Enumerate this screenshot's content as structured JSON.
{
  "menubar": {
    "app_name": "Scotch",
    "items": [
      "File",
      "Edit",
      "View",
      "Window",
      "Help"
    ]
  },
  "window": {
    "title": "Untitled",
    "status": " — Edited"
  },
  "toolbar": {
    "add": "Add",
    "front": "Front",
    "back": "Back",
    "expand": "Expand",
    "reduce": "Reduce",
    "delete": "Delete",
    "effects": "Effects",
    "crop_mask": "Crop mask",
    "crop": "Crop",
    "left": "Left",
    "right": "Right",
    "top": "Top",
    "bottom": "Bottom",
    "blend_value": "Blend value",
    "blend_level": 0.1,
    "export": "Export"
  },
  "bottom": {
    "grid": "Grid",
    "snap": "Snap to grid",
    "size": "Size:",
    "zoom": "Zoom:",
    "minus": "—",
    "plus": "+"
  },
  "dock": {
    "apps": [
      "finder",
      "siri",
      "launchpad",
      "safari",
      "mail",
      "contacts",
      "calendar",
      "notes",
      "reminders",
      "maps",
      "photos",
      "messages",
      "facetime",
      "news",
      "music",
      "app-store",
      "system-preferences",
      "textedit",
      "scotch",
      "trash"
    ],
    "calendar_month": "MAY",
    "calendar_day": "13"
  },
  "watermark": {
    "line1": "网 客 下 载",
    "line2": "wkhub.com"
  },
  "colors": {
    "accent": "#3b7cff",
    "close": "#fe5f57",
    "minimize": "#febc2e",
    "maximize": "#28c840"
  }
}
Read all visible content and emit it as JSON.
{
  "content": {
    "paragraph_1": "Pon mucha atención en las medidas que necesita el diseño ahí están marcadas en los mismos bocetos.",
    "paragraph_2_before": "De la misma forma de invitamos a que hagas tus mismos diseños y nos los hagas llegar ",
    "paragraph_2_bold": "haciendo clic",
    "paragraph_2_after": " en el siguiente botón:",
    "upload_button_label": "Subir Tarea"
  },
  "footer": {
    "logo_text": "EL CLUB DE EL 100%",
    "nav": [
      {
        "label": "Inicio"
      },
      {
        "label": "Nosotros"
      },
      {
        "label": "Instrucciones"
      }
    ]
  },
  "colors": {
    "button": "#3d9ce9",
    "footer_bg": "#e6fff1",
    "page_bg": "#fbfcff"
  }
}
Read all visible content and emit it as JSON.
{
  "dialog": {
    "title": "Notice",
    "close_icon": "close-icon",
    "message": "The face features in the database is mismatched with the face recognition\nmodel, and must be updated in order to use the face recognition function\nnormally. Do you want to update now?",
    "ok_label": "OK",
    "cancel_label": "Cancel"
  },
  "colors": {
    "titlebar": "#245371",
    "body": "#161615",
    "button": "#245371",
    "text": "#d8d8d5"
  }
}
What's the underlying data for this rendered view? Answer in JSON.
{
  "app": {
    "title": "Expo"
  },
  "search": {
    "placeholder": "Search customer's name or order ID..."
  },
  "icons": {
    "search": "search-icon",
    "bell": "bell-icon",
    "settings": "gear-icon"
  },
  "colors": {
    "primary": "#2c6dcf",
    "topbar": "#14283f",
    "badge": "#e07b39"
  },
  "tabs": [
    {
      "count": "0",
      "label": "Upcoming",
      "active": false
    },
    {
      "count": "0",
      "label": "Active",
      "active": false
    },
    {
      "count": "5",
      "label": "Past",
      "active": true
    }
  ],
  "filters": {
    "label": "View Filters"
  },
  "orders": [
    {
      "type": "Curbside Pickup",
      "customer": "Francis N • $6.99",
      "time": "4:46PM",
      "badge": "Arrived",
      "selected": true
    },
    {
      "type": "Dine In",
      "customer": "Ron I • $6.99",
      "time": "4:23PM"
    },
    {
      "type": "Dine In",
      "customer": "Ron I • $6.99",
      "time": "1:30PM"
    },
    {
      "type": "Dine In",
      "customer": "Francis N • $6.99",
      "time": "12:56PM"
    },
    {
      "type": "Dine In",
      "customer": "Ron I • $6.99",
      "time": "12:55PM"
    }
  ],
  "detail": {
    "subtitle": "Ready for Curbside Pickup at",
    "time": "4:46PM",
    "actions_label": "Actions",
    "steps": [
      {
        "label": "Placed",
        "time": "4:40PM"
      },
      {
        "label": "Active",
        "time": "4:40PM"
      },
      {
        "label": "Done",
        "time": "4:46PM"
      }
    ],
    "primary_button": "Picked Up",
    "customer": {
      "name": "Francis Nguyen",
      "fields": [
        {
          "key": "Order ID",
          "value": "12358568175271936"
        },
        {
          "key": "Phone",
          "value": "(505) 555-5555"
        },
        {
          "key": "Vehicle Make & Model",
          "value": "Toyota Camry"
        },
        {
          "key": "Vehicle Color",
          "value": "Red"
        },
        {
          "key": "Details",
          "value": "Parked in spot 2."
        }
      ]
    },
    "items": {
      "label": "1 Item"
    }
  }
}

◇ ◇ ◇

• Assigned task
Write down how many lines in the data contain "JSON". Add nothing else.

• Solution to this exercise
4